A touring exhibition of contemporary art which compares some of the experiences and responses of Highlanders who were driven from their homes in the Clearances and Native Americans who were also forced from their lands has been launched by Highland Council Arts.
River Deep Mountain High has already been seen at the St Fergus Gallery in Wick and the Swanson Gallery in Thurso, where people reacted enthusiastically to this mixed media show.
The exhibition features film, archive and contemporary photography, prints and music as well as a catalogue that includes essays and a short story examining the history and experience of displaced "tribal people" in the Highlands and America.
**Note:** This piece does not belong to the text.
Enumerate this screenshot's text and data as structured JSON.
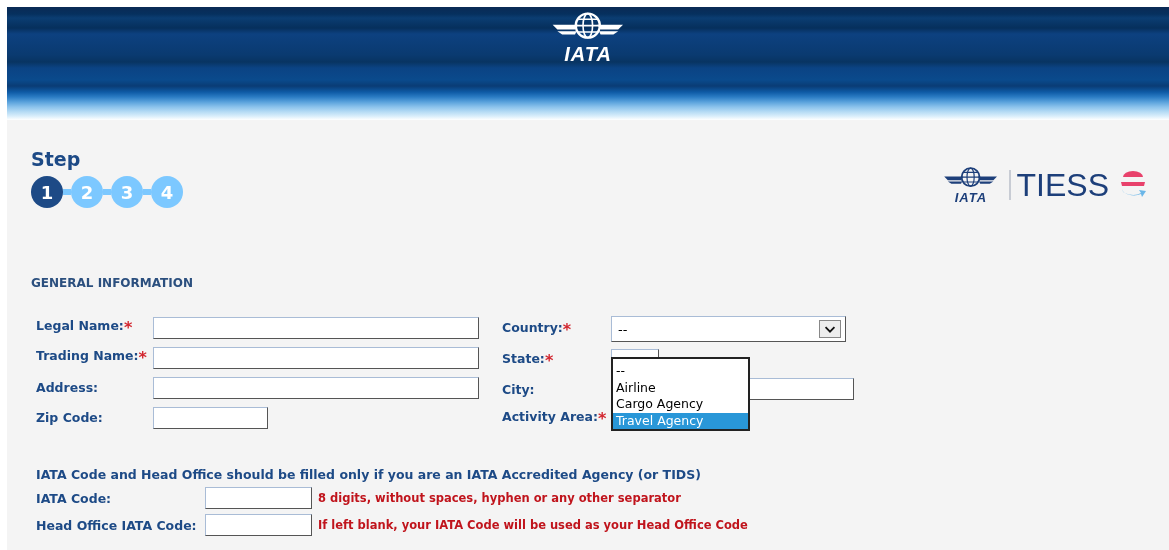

Among the 18 artists represented in the show are Susan Point from Coast Salish in British Columbia, whose ancestors were among the first Native Americans to be affected by European settlers. Gerry Gleason from Belfast sees parallels between the people of Northern Ireland and the beleaguered Plains Indians who engaged in "ghost dances" to bring their dead back to life. Will McLean, one of Scotland's outstanding contemporary artists, has recently been involved in a project to construct a series of cairns commemorating the history of land struggles on the Western Isles.
Emmi Whitehorse and Linda Lomahaftewa draw on their Navajo and Hopi backgrounds while Eoghann MacColl and Craig MacKay are similarly inspired by life in Inverness and Sutherland.
A short documentary film, also entitled River Deep Mountain High, gives a brief history of the Lubicon Cree tribe from Alberta, who maintained a traditional lifestyle until the Canadian government discovered oil and gas on their land in 1979.
Another film features the people of Skerray, described by Elliot Rudie in the catalogue as "frontier country" and "frontier people".
He writes: "In Scottish terms, the Skerray community is the farthest and darkest corner of that great reservation of the Caledonian psyche called 'The Highlands', an area of half-remembered myths and longings."
It is also the area where "displaced people were relocated during the height of the disastrous economic and ethnic 'improvements' known as the 'Sutherland Clearances' in the second and third decades of the 19th century."
However, in another essay, appropriately entitled "Making Whole the Broken Hoop", Skye-based historian James Hunter points out that many of Scotland's displaced Highlanders went off to America where they, in turn, ran native inhabitants off the land so they could recreate the Gaelic-speaking communities they had been forced to leave behind.
But a further twist to the story shows that some of the tribes who attempted to halt the takeover of their lands were led by chiefs such as Cuthbert Grant and Alexander McGillivary whose mothers had been Native Americans, their fathers Scottish fur traders.
Iona Gallery, Highland Folk Museum, Kingussie until July 19. Inverness Museum and Art Gallery, July 26-August 23